Columbia Crest is one of the biggest players in wine from Washington State and this entry-level gewürztraminer from the Two Vines line is a perfect “pop and pour” candidate. With lots of lychee and lightly spiced tropical fruit on the nose, and clean, off-dry mineral-tinged sensations on the palate, this is great as an aperitif and would make your holiday turkey/ham sing. Drink now. $15
2012 was a superb vintage for white varietals like chenin blanc in the Columbia Valley and the winemakers at L’Ecole No. 41 took full advantage of it. Their chenin has wonderful mandarin orange and tropical fruit flavours and aromas, and carries just a hint of sweetness over its clean, vivacious finish. While it is drinking beautifully now, chenin blanc does have the ability to age, and it would be interesting to see how this wine is holding up after a couple of years in the bottle. $23
Columbia Crest created their line of H3 wines to celebrate the Horse Heaven Hills AVA and the unique expression of its terroir through a select group of grape varieties. Their 2010 merlot carries a bouquet of milk chocolate and spiced plum. The palate shows dark chocolate dusted cherries with a round mouthfeel and medium acidity. The plums and dark chocolate show on the finish with tannins that are soft and sweet. It is almost like a holiday dessert that is ready to drink now. $25
L’Ecole No. 41 has been a family business since 1983 and since 1989, in the hands of the second generation. Their 2008 Columbia Valley cabernet shows a purplish red medium-hued body with a bouquet of pencil lead, black currants, and light oak with a mineral streak.

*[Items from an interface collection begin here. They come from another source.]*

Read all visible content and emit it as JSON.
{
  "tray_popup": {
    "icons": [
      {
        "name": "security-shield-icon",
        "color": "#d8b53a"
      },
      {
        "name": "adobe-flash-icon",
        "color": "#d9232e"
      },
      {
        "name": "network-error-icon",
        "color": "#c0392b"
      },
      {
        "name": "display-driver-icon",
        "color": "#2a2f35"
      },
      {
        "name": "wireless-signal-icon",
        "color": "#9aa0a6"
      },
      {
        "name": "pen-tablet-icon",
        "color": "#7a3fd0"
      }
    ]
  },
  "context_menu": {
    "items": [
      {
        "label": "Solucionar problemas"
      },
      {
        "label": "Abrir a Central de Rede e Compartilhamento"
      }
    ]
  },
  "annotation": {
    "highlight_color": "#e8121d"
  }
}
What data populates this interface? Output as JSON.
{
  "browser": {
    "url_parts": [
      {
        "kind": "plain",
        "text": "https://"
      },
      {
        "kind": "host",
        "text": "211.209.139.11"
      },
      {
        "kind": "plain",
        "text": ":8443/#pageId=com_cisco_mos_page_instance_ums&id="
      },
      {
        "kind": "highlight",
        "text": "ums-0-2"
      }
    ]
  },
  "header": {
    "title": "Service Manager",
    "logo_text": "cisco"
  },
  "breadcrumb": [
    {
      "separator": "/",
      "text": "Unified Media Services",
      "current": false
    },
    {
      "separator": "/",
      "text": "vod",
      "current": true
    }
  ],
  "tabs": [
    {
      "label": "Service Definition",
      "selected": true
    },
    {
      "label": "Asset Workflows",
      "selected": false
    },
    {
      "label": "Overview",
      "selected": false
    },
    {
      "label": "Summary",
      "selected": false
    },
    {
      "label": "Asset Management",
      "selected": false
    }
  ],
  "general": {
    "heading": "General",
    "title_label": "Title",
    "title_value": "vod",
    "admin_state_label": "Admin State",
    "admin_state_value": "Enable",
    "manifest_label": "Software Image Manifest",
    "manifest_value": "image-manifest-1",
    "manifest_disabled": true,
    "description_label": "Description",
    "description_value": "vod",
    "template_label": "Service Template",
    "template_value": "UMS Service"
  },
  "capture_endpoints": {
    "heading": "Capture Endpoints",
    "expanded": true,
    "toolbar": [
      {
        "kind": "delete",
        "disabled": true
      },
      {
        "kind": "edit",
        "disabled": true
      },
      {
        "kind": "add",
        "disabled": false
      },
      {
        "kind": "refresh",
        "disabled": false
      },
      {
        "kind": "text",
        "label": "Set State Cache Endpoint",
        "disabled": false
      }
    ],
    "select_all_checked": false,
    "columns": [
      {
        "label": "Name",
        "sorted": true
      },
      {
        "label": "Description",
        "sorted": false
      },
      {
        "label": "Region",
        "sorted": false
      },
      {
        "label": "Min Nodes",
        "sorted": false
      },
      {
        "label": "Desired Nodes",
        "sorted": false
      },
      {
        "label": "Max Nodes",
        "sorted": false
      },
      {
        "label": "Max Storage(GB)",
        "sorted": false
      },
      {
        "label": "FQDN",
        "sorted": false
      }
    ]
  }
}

On the palate, it maintains bright acidity with red currants and well-integrated tannins. It finishes ultra-dry and stylistically is more Bordeaux than Napa. Drink now with decanting or cellar further for long-term enjoyment. $41
With only 393 cases made, Trust Cellars focuses on expressing terroir through their small production wines. The 2010 syrah shows a plum coloured medium body with loads of spice, dried herbs and flowers, and black berry on the nose. The palate is rewarded with elegant acidity, delicate nuance that turns dark over its long length. Cellaring will be rewarded but can be enjoyed now with a decanting period. $42